Posted at 4:49 PM, Nov 05, 2019
and last updated 2019-11-06 10:07:58-05

PONTIAC, Mich. (WXYZ) — A Pontiac developer has led an effort to put security cameras and a security officer in the downtown area. It is an effort that many say has helped stop crime, leading to new growth. But is it going too far?

Tim Shepard, who owns the Riker Building, has teamed up with other landlords and developers to send the message that Pontiac is safe. They have installed about 160 cameras on buildings and hired a security guard named Brian Carr.

Carr is often seen downtown patrolling. He wears a bullet-proof vest and is fully armed with a gun, taser and more.

“He was just dressed a little bit too much like us,” said Lt. Stephen Dooley of the Oakland County Sheriff’s Office.

Dooley says it has lead to sheriff’s office investigations.

7 Action News obtained dash-cam video of one call after filing a Freedom of Information Act Request.

When deputies arrived, you can see Carr standing in a public area staring at a man. He tells deputies the man is suspicious, a business reported he may have a knife wrapped in a handkerchief, and the man refused to stop on the street.

Deputies asked the man if he intends to hurt anyone and he says "no." He also doesn’t have a knife.

“What is the deal with this downtown security guy,” the deputy can be heard saying in the video.

The investigation shifts to Carr.

“Why are we walking all around downtown Pontiac chasing after people,” the deputy asks him.

Carr says he was just keeping the man in sight, but deputies see problems.

“In the call you say he is not stopping for me, he is trying to dip from me," the deputy is heard saying. "He has every right to."

“I absolutely agree,” responds Carr in the video.

“You are not an officer,” said the deputy in the video.

“You have more equipment on actually than we do," the deputy continues. "For someone that is just business security, it seems you are doing more than needs to be done.”

Carr and the downtown developer who employs him sat down to talk to 7 Action News about the concerns from the sheriff’s office.

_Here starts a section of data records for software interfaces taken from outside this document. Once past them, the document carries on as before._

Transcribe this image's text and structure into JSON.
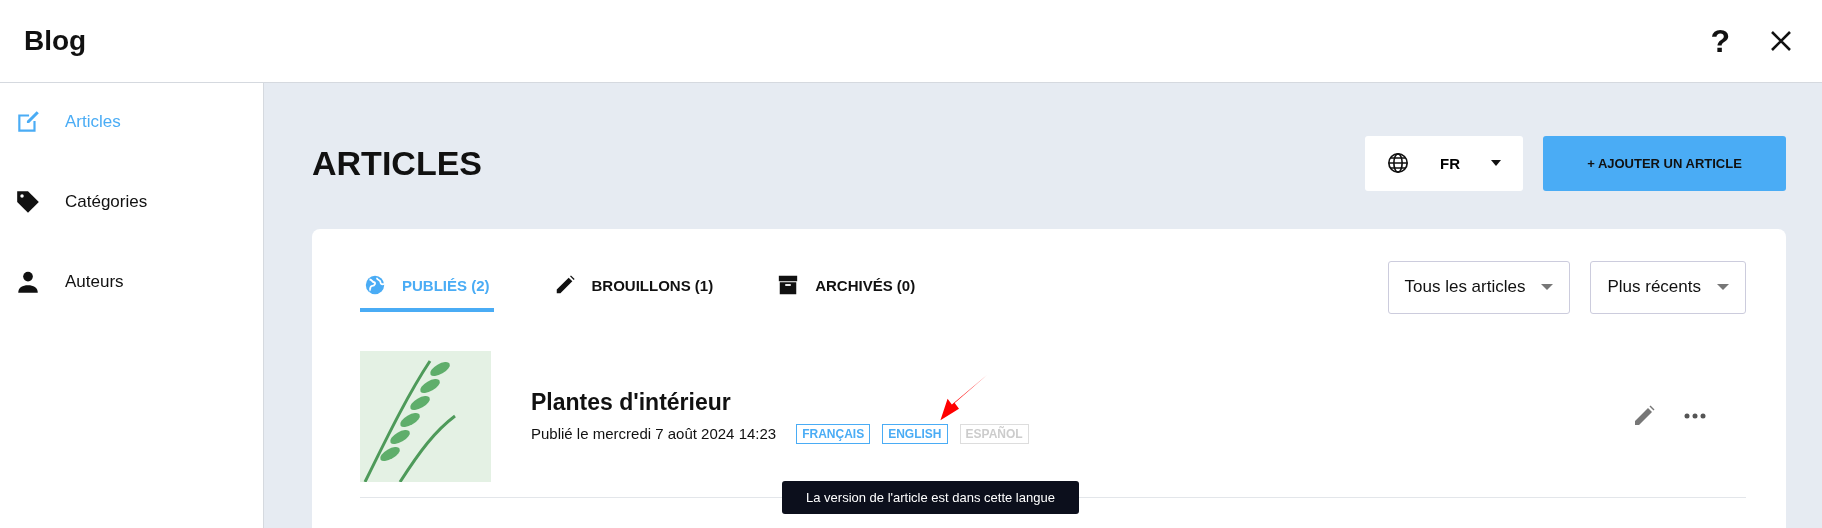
{
  "header": {
    "title": "Blog",
    "help": "?"
  },
  "sidebar": {
    "items": [
      {
        "label": "Articles",
        "kind": "edit",
        "selected": true
      },
      {
        "label": "Catégories",
        "kind": "tag",
        "selected": false
      },
      {
        "label": "Auteurs",
        "kind": "person",
        "selected": false
      }
    ]
  },
  "page": {
    "title": "ARTICLES",
    "language": "FR",
    "add_button": "+ AJOUTER UN ARTICLE"
  },
  "tabs": [
    {
      "label": "PUBLIÉS (2)",
      "kind": "globe",
      "selected": true
    },
    {
      "label": "BROUILLONS (1)",
      "kind": "pencil",
      "selected": false
    },
    {
      "label": "ARCHIVÉS (0)",
      "kind": "archive",
      "selected": false
    }
  ],
  "filters": [
    "Tous les articles",
    "Plus récents"
  ],
  "articles": [
    {
      "title": "Plantes d'intérieur",
      "published": "Publié le mercredi 7 août 2024 14:23",
      "languages": [
        {
          "label": "FRANÇAIS",
          "available": true
        },
        {
          "label": "ENGLISH",
          "available": true
        },
        {
          "label": "ESPAÑOL",
          "available": false
        }
      ],
      "tooltip": "La version de l'article est dans cette langue"
    }
  ]
}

“We need people to take him seriously,” said Tim Shepard, which is the reason for the uniform.

Tim Shepard, who owns the Riker Building, says at the request of the sheriff’s office they have increased the font size of the word “security” on Carr’s uniform. Shepard says through a partnership between more than a dozen downtown property owners, Carr now monitors about 160 cameras around downtown and patrols the area. On a regular basis he shares his reports, tips and video with the sheriff’s office.

“They have prosecuted several cases using these reports,” said Carr, holding up a folder filled with evidence he has shared with investigators to help their cases.

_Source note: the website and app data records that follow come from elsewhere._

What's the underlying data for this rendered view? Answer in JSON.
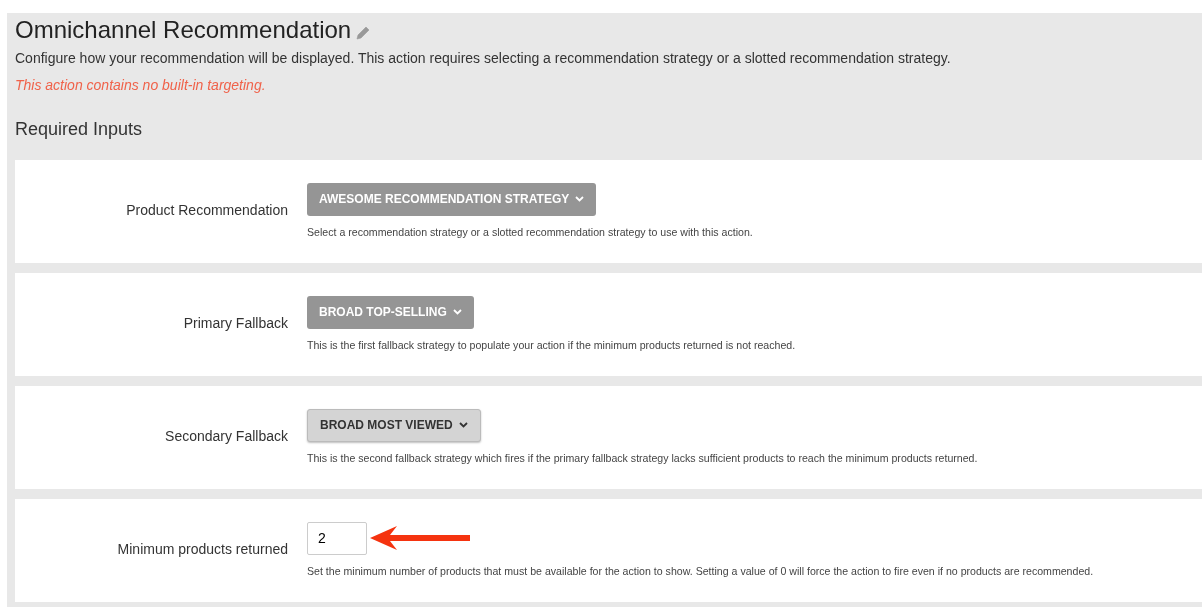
{
  "header": {
    "title": "Omnichannel Recommendation",
    "description": "Configure how your recommendation will be displayed. This action requires selecting a recommendation strategy or a slotted recommendation strategy.",
    "warning": "This action contains no built-in targeting."
  },
  "section_title": "Required Inputs",
  "inputs": [
    {
      "kind": "dropdown",
      "label": "Product Recommendation",
      "value": "AWESOME RECOMMENDATION STRATEGY",
      "highlighted": false,
      "help": "Select a recommendation strategy or a slotted recommendation strategy to use with this action."
    },
    {
      "kind": "dropdown",
      "label": "Primary Fallback",
      "value": "BROAD TOP-SELLING",
      "highlighted": false,
      "help": "This is the first fallback strategy to populate your action if the minimum products returned is not reached."
    },
    {
      "kind": "dropdown",
      "label": "Secondary Fallback",
      "value": "BROAD MOST VIEWED",
      "highlighted": true,
      "help": "This is the second fallback strategy which fires if the primary fallback strategy lacks sufficient products to reach the minimum products returned."
    },
    {
      "kind": "number",
      "label": "Minimum products returned",
      "value": "2",
      "help": "Set the minimum number of products that must be available for the action to show. Setting a value of 0 will force the action to fire even if no products are recommended."
    }
  ]
}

Speaking of prosecution, twice the sheriff’s office submitted warrant requests into the Oakland County Prosecutor’s office, but the prosecutor said there was not enough evidence to charge Carr with impersonating police.

“We are not trying to be police,” Shepard said. “We think hey, we are doing something good. We are stopping crime in Pontiac, and then we got push back on that."

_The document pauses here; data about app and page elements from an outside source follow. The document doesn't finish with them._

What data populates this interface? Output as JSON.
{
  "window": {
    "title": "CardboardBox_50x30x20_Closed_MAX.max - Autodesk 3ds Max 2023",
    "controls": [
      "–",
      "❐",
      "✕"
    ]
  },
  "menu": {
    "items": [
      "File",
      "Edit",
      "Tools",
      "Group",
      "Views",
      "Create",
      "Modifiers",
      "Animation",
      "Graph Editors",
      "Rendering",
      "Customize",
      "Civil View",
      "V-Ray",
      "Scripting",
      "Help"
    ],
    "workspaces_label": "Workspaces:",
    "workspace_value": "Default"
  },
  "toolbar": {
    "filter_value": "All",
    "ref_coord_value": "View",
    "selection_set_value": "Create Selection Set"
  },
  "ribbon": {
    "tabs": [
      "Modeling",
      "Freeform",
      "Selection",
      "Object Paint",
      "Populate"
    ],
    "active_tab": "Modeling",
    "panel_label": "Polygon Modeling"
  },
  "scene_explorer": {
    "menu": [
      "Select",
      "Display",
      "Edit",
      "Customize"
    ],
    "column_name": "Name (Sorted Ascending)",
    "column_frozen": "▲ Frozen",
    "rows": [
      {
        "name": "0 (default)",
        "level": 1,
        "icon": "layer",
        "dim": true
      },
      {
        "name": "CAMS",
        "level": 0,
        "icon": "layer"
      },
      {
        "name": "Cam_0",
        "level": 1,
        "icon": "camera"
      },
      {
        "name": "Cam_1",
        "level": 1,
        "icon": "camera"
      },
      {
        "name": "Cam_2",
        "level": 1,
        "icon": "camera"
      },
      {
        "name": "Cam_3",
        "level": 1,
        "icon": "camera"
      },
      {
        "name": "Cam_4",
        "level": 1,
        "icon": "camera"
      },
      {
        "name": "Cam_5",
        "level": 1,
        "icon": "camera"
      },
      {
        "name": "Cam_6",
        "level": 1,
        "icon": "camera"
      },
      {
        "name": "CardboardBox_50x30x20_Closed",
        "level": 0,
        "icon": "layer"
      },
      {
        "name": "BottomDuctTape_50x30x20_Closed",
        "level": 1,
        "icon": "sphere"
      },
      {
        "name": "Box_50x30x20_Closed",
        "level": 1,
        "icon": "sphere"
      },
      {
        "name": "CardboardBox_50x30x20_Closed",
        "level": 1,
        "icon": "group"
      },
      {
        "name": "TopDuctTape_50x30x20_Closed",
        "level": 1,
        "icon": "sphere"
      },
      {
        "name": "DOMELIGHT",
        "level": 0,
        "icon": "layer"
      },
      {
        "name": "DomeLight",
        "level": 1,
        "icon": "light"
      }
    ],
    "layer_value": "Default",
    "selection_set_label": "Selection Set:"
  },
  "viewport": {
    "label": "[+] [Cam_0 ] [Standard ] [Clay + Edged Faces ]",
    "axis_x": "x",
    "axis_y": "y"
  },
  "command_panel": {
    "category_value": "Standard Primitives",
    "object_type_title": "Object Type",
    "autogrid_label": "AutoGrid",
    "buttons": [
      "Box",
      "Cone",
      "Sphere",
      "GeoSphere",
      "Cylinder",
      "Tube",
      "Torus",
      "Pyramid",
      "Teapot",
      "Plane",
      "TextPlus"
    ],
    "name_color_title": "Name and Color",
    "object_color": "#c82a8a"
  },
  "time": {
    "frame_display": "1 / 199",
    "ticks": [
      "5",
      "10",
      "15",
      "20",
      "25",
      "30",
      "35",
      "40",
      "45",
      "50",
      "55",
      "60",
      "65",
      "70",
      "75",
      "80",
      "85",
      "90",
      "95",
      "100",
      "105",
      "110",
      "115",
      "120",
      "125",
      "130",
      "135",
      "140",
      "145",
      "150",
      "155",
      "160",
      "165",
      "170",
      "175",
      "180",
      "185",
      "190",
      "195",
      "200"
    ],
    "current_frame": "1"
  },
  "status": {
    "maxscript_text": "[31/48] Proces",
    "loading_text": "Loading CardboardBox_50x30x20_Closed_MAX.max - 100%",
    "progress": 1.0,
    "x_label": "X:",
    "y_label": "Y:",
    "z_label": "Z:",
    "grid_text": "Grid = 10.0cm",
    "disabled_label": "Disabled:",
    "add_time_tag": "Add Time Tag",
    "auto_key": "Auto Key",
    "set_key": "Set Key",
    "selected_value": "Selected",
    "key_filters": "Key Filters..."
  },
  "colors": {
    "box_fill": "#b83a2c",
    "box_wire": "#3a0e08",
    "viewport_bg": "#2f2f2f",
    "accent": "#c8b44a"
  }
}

“He has a license for everything he is wearing,” said Sam Sitto, who owns Pop’s Party Store downtown.

Sitto believes Carr has helped send the message that downtown Pontiac is safe.

“He is just a civilian doing his job and protecting our town from bad people,” Sitto said.

But go to the Unity Barber Salon and you will find all of downtown aren’t in unity singing Carr's praises.

“Who is he protecting," said Marco Hogan, a barber at Unity Barber Salon. "That is what I am trying to figure out. We don’t need no protection. It is kind of like an accident waiting to happen.”

The sheriff’s office says the crime rate is down in downtown and it appreciates the information Carr and Shepard have provided to help its targeted efforts. It just wants security guards to know they need to clearly be labeled as security officers and they don’t have any more rights than regular citizens.

“We don’t want anybody doing police work in the City of Pontiac or anywhere that is not a police officer,” Dooley said.